-- Problem requirements --
This exercise needs the listing below duplicated exactly.

-- Data for this task --
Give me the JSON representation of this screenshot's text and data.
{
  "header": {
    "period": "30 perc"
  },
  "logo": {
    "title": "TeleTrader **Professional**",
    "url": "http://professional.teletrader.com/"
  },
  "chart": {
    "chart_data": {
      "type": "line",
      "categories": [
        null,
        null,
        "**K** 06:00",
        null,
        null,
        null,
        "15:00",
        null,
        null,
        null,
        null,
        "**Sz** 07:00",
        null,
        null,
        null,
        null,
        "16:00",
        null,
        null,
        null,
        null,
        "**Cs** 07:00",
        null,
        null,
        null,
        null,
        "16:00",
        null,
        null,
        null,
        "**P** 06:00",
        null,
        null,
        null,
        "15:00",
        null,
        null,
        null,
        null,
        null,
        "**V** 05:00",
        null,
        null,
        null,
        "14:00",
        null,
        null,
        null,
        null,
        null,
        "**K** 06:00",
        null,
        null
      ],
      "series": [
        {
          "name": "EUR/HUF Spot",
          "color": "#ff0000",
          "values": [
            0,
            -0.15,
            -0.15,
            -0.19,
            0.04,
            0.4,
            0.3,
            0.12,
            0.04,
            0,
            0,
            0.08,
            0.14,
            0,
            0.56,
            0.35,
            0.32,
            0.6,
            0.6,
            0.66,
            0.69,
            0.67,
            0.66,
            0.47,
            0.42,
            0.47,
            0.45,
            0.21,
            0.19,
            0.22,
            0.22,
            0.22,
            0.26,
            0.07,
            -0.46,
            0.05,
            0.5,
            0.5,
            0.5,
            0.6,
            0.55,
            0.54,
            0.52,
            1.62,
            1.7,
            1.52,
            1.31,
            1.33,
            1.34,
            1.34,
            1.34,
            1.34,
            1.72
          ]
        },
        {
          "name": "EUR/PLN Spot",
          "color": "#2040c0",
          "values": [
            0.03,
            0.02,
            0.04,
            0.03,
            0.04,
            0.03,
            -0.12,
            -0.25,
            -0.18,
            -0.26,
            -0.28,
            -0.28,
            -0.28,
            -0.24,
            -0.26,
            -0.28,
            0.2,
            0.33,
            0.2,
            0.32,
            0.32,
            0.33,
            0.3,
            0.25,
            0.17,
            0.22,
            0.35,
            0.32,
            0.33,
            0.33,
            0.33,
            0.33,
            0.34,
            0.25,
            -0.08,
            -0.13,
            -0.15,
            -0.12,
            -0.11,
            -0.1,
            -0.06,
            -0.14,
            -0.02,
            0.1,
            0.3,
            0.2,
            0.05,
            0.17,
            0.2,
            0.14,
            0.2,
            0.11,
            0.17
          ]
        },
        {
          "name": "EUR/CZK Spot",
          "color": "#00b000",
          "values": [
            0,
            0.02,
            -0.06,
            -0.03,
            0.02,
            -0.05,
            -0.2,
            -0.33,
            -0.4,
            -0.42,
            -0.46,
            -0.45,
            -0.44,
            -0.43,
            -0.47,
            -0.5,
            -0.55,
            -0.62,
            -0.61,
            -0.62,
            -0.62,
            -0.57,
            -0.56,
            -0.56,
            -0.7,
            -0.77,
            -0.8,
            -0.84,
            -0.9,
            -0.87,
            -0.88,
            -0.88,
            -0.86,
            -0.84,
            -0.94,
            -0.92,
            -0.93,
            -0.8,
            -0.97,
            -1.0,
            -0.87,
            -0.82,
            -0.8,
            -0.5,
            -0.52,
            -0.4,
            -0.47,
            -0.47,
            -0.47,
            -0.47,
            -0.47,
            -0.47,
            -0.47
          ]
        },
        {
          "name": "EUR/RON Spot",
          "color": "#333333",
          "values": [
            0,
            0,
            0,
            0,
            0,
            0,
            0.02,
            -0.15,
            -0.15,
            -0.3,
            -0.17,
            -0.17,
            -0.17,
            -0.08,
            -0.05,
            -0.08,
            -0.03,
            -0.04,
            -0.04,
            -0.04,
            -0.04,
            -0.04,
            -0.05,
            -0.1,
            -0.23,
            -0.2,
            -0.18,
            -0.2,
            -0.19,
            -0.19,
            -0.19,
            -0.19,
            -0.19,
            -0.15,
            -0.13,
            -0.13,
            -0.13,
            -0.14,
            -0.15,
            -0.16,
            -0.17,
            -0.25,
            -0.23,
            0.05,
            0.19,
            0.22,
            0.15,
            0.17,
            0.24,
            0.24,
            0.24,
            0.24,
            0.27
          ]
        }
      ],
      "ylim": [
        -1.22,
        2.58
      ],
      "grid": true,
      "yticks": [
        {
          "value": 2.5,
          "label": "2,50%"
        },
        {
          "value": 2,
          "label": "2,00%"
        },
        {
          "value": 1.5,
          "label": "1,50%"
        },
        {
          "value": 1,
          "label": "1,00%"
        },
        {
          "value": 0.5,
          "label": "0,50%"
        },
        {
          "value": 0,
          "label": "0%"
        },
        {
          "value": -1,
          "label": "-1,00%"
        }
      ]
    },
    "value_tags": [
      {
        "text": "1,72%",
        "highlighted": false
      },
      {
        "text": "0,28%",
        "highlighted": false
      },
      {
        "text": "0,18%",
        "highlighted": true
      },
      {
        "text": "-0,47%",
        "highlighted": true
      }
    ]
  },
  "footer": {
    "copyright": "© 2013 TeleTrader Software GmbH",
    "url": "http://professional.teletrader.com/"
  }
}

-- Result of the exercise --
Give me the JSON representation of this screenshot's text and data.
{
  "header": {
    "period": "30 perc"
  },
  "logo": {
    "title": "TeleTrader **Professional**",
    "url": "http://professional.teletrader.com/"
  },
  "chart": {
    "chart_data": {
      "type": "line",
      "categories": [
        null,
        null,
        "**K** 06:00",
        null,
        null,
        null,
        "15:00",
        null,
        null,
        null,
        null,
        "**Sz** 07:00",
        null,
        null,
        null,
        null,
        "16:00",
        null,
        null,
        null,
        null,
        "**Cs** 07:00",
        null,
        null,
        null,
        null,
        "16:00",
        null,
        null,
        null,
        "**P** 06:00",
        null,
        null,
        null,
        "15:00",
        null,
        null,
        null,
        null,
        null,
        "**V** 05:00",
        null,
        null,
        null,
        "14:00",
        null,
        null,
        null,
        null,
        null,
        "**K** 06:00",
        null,
        null
      ],
      "series": [
        {
          "name": "EUR/HUF Spot",
          "color": "#ff0000",
          "values": [
            0,
            -0.15,
            -0.15,
            -0.19,
            0.04,
            0.4,
            0.3,
            0.12,
            0.04,
            0,
            0,
            0.08,
            0.14,
            0,
            0.56,
            0.35,
            0.32,
            0.6,
            0.6,
            0.66,
            0.69,
            0.67,
            0.66,
            0.47,
            0.42,
            0.47,
            0.45,
            0.21,
            0.19,
            0.22,
            0.22,
            0.22,
            0.26,
            0.07,
            -0.46,
            0.05,
            0.5,
            0.5,
            0.5,
            0.6,
            0.55,
            0.54,
            0.52,
            1.62,
            1.7,
            1.52,
            1.31,
            1.33,
            1.34,
            1.34,
            1.34,
            1.34,
            1.72
          ]
        },
        {
          "name": "EUR/PLN Spot",
          "color": "#2040c0",
          "values": [
            0.03,
            0.02,
            0.04,
            0.03,
            0.04,
            0.03,
            -0.12,
            -0.25,
            -0.18,
            -0.26,
            -0.28,
            -0.28,
            -0.28,
            -0.24,
            -0.26,
            -0.28,
            0.2,
            0.33,
            0.2,
            0.32,
            0.32,
            0.33,
            0.3,
            0.25,
            0.17,
            0.22,
            0.35,
            0.32,
            0.33,
            0.33,
            0.33,
            0.33,
            0.34,
            0.25,
            -0.08,
            -0.13,
            -0.15,
            -0.12,
            -0.11,
            -0.1,
            -0.06,
            -0.14,
            -0.02,
            0.1,
            0.3,
            0.2,
            0.05,
            0.17,
            0.2,
            0.14,
            0.2,
            0.11,
            0.17
          ]
        },
        {
          "name": "EUR/CZK Spot",
          "color": "#00b000",
          "values": [
            0,
            0.02,
            -0.06,
            -0.03,
            0.02,
            -0.05,
            -0.2,
            -0.33,
            -0.4,
            -0.42,
            -0.46,
            -0.45,
            -0.44,
            -0.43,
            -0.47,
            -0.5,
            -0.55,
            -0.62,
            -0.61,
            -0.62,
            -0.62,
            -0.57,
            -0.56,
            -0.56,
            -0.7,
            -0.77,
            -0.8,
            -0.84,
            -0.9,
            -0.87,
            -0.88,
            -0.88,
            -0.86,
            -0.84,
            -0.94,
            -0.92,
            -0.93,
            -0.8,
            -0.97,
            -1.0,
            -0.87,
            -0.82,
            -0.8,
            -0.5,
            -0.52,
            -0.4,
            -0.47,
            -0.47,
            -0.47,
            -0.47,
            -0.47,
            -0.47,
            -0.47
          ]
        },
        {
          "name": "EUR/RON Spot",
          "color": "#333333",
          "values": [
            0,
            0,
            0,
            0,
            0,
            0,
            0.02,
            -0.15,
            -0.15,
            -0.3,
            -0.17,
            -0.17,
            -0.17,
            -0.08,
            -0.05,
            -0.08,
            -0.03,
            -0.04,
            -0.04,
            -0.04,
            -0.04,
            -0.04,
            -0.05,
            -0.1,
            -0.23,
            -0.2,
            -0.18,
            -0.2,
            -0.19,
            -0.19,
            -0.19,
            -0.19,
            -0.19,
            -0.15,
            -0.13,
            -0.13,
            -0.13,
            -0.14,
            -0.15,
            -0.16,
            -0.17,
            -0.25,
            -0.23,
            0.05,
            0.19,
            0.22,
            0.15,
            0.17,
            0.24,
            0.24,
            0.24,
            0.24,
            0.27
          ]
        }
      ],
      "ylim": [
        -1.22,
        2.58
      ],
      "grid": true,
      "yticks": [
        {
          "value": 2.5,
          "label": "2,50%"
        },
        {
          "value": 2,
          "label": "2,00%"
        },
        {
          "value": 1.5,
          "label": "1,50%"
        },
        {
          "value": 1,
          "label": "1,00%"
        },
        {
          "value": 0.5,
          "label": "0,50%"
        },
        {
          "value": 0,
          "label": "0%"
        },
        {
          "value": -1,
          "label": "-1,00%"
        }
      ]
    },
    "value_tags": [
      {
        "text": "1,72%",
        "highlighted": false
      },
      {
        "text": "0,28%",
        "highlighted": false
      },
      {
        "text": "0,18%",
        "highlighted": true
      },
      {
        "text": "-0,47%",
        "highlighted": true
      }
    ]
  },
  "footer": {
    "copyright": "© 2013 TeleTrader Software GmbH",
    "url": "http://professional.teletrader.com/"
  }
}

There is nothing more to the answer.